**What is required**. Report each line of the data below in which "true" appears.

**Supplied material**.
════
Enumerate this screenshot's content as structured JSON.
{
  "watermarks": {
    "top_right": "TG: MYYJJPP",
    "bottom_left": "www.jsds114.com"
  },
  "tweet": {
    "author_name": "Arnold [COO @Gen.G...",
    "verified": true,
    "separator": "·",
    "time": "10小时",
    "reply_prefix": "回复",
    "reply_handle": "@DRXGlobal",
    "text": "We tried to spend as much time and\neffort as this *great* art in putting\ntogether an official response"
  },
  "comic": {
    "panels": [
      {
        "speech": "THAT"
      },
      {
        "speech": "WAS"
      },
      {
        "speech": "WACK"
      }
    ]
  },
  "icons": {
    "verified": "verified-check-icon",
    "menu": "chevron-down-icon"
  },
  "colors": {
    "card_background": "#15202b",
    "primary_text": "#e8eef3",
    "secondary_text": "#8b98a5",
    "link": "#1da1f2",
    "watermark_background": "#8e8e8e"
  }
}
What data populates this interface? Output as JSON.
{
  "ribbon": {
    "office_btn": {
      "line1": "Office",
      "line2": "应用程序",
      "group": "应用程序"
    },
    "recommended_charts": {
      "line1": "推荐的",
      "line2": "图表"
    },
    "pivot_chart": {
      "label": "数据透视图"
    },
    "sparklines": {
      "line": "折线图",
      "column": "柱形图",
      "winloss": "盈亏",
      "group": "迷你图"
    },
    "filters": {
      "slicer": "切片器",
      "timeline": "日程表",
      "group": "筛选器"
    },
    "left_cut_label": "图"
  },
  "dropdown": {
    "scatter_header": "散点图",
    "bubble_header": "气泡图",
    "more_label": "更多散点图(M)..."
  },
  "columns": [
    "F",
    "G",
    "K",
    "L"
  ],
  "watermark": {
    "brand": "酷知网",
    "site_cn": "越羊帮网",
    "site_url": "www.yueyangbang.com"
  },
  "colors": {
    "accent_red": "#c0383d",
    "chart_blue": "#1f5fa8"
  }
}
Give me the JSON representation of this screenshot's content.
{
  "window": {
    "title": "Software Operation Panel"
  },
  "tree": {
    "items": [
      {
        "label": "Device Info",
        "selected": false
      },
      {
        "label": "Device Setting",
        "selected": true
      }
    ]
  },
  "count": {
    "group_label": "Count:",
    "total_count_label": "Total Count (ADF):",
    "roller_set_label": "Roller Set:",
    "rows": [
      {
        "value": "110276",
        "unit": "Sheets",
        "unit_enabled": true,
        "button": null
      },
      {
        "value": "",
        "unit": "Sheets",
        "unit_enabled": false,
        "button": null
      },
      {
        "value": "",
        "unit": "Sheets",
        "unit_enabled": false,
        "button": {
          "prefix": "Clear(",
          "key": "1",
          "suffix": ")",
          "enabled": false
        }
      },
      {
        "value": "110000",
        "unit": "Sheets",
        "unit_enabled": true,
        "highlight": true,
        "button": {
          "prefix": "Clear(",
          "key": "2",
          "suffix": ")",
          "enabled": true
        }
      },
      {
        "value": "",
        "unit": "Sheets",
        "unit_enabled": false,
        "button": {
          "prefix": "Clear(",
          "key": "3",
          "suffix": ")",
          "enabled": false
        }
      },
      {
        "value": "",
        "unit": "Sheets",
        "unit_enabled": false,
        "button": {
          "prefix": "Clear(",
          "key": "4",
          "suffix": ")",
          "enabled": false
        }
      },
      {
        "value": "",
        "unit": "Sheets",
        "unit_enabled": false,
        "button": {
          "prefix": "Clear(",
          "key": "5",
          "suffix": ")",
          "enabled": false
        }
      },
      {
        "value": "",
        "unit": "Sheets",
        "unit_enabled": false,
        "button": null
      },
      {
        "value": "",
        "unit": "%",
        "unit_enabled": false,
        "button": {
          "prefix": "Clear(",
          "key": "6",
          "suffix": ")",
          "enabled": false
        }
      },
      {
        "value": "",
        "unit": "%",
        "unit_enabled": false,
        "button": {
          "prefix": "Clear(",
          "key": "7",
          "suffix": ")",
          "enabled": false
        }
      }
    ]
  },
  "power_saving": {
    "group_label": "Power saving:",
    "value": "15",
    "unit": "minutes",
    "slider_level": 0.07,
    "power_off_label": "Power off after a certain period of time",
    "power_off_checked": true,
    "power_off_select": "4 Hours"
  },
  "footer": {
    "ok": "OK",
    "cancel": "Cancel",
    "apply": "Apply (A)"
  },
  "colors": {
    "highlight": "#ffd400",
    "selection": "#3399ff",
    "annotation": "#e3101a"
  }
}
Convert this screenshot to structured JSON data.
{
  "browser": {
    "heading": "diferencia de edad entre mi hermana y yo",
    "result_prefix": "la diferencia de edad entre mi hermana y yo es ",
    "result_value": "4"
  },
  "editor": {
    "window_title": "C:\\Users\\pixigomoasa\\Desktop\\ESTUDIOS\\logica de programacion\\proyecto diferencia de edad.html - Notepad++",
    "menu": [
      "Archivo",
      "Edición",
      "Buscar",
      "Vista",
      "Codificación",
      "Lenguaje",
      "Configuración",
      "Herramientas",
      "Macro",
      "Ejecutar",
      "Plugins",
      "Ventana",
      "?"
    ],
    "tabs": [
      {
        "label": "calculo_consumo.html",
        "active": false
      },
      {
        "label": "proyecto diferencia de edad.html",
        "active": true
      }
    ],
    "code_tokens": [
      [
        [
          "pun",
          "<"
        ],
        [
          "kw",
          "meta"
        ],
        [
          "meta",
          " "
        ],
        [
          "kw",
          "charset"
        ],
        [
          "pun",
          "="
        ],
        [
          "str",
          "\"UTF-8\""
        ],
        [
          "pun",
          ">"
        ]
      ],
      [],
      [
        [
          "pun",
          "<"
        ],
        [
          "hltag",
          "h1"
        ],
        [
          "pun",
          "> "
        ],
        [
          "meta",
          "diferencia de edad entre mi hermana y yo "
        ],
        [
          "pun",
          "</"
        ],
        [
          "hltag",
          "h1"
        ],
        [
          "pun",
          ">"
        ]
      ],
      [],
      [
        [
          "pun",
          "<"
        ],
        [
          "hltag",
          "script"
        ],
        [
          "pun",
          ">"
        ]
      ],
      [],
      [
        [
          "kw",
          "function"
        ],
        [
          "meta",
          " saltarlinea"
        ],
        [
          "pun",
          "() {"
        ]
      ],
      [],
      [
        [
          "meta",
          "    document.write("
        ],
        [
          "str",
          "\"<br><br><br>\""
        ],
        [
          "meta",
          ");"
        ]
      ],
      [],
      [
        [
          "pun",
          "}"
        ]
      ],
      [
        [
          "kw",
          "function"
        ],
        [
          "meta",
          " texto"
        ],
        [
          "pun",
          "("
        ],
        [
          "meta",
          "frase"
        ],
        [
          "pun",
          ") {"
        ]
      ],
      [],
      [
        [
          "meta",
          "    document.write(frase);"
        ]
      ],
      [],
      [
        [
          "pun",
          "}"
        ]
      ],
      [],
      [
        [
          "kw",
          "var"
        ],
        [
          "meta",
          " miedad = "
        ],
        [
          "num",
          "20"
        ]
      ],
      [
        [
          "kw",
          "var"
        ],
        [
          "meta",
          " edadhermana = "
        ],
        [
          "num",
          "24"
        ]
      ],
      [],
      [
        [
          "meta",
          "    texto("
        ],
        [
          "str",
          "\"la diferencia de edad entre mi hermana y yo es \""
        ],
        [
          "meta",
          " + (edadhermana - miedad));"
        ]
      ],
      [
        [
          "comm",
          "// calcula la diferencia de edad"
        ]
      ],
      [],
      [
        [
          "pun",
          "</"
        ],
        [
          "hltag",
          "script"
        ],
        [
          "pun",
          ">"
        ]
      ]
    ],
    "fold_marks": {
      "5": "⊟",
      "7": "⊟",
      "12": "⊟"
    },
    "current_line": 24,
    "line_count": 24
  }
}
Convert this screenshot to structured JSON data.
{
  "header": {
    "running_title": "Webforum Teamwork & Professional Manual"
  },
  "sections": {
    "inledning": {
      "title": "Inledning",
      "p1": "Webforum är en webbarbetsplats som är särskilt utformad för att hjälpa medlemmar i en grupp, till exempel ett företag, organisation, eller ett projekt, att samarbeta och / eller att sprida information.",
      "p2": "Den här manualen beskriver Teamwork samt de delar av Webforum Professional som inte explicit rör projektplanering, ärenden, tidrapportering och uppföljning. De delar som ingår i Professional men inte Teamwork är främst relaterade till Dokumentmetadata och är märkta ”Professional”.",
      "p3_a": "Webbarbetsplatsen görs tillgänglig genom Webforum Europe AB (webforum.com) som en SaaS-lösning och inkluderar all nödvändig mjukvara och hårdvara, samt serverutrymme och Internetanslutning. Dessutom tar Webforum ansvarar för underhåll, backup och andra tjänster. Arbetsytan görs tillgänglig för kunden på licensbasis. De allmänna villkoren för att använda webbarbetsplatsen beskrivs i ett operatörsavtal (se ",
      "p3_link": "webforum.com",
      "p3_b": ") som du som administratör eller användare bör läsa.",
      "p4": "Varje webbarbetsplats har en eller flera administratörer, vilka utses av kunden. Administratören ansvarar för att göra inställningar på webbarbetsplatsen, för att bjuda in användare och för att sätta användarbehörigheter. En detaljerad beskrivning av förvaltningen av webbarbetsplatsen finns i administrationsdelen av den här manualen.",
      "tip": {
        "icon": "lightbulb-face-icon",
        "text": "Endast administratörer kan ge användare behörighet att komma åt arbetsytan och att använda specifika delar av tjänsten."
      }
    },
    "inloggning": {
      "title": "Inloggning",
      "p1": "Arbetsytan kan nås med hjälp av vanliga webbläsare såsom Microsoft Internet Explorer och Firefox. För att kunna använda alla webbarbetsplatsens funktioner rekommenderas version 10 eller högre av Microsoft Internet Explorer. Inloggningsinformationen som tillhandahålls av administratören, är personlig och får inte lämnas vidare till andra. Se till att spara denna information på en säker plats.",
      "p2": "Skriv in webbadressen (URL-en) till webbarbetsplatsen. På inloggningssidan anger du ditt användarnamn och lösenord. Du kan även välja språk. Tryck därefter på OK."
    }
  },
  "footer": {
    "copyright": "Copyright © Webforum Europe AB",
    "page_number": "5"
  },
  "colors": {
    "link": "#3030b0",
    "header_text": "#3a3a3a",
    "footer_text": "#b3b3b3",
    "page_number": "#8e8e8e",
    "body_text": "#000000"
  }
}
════
**Solution for this problem**.
    "verified": true,
        "selected": true
        "unit_enabled": true,
        "unit_enabled": true,
        "highlight": true,
          "enabled": true
    "power_off_checked": true,
        "active": true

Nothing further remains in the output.